Instead the Portuguese encountered a quite different situation in Eastern Africa: having rounded the Cape of Good Hope, Vasco de Gama and his crew discovered a series of extraordinary cities of which up to then the Europeans did not even suspect the existence. Each time they were amazed at the abundance of riches, the opulence of the palaces and the refinement of the inhabitants. In reality those cities had already been flourishing 200 years earlier than the arrival of the Portuguese and had been for centuries a port of call and landing place for Arab, Persian, Indian and Chinese merchants. It was a world deeply imprinted with an Islamic culture, whose prosperity was based not on production but on exchange.

And finally continuing northwards contact was made with Ethiopia, the mythical Christian Kingdom of Prester John, the subject of legends in the Middle Ages.

The characteristics which associate the first travels in the 15th century and subsequently those up until the end of the 18th century is an essentially coastal knowledge of Africa.
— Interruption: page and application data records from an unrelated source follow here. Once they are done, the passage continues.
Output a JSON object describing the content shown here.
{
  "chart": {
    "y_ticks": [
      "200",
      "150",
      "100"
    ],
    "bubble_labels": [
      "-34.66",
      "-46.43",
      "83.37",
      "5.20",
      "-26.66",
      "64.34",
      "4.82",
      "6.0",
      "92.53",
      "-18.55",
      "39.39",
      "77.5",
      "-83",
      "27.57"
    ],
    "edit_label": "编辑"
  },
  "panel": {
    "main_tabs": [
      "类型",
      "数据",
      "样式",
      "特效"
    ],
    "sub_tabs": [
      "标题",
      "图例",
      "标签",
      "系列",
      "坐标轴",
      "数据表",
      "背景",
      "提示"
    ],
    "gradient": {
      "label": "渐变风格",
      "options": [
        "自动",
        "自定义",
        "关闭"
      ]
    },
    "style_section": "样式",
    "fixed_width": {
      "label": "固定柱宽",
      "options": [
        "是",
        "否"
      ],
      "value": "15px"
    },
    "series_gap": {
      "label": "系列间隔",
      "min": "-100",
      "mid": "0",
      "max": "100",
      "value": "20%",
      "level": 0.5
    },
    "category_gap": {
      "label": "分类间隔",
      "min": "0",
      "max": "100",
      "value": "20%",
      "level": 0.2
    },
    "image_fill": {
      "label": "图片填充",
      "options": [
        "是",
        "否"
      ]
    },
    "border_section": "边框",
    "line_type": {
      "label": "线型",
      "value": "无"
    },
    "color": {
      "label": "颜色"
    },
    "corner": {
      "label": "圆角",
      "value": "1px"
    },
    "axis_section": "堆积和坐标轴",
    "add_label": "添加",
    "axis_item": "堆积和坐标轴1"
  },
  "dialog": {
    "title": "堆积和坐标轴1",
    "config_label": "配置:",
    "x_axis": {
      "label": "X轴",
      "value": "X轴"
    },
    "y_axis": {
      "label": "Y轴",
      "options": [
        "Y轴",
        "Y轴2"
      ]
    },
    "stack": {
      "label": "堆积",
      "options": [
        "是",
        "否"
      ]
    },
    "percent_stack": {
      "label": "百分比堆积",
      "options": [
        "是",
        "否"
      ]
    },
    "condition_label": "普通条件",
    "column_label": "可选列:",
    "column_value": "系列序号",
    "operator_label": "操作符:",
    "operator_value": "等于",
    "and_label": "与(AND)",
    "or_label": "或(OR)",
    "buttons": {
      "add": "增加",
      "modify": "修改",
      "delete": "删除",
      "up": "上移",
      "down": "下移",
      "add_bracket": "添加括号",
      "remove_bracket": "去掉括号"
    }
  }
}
The interior, apart from sporadic and limited penetrations, was a mystery and remained as such for quite a long time afterwards.

The aim of this exhibition of images and texts, taken mainly from old Italian publications, is to recall those extraordinary human and cultural adventures in a sort of hypothetical travel along the coasts of Africa between the middle of the 15th and the end of the 18th centuries.

It is hoped that the journey, which meanders from the Cape Verde Islands to the Cape of Good Hope and then ascends the eastern coast of the continent as far as Ethiopia, will stimulate an understanding of how, at the time of the discoveries, the association of texts and images contributed in constructing an imaginary of Africa and Africans which, even today, pervades the western vision.

L’allestimento della mostra è stato curato dall’Ambasciata d’Italia ad Accra, dalla Ong italiana Ricerca e Cooperazione e dal Ghana Museums & Monuments Board. La targa commemorativa riporta “This exhibition was conceived by Centro Studi Archeologia Africana of Milan, promoted by the Italian Embassy in Accra and donated to this place of memories”.

Testi e immagini di questa scheda sono protetti da copyright del Centro Studi Archeologia Africana e pertanto non possono essere riprodotti (nè in toto, nè in parte) senza esplicito consenso scritto del CSAA.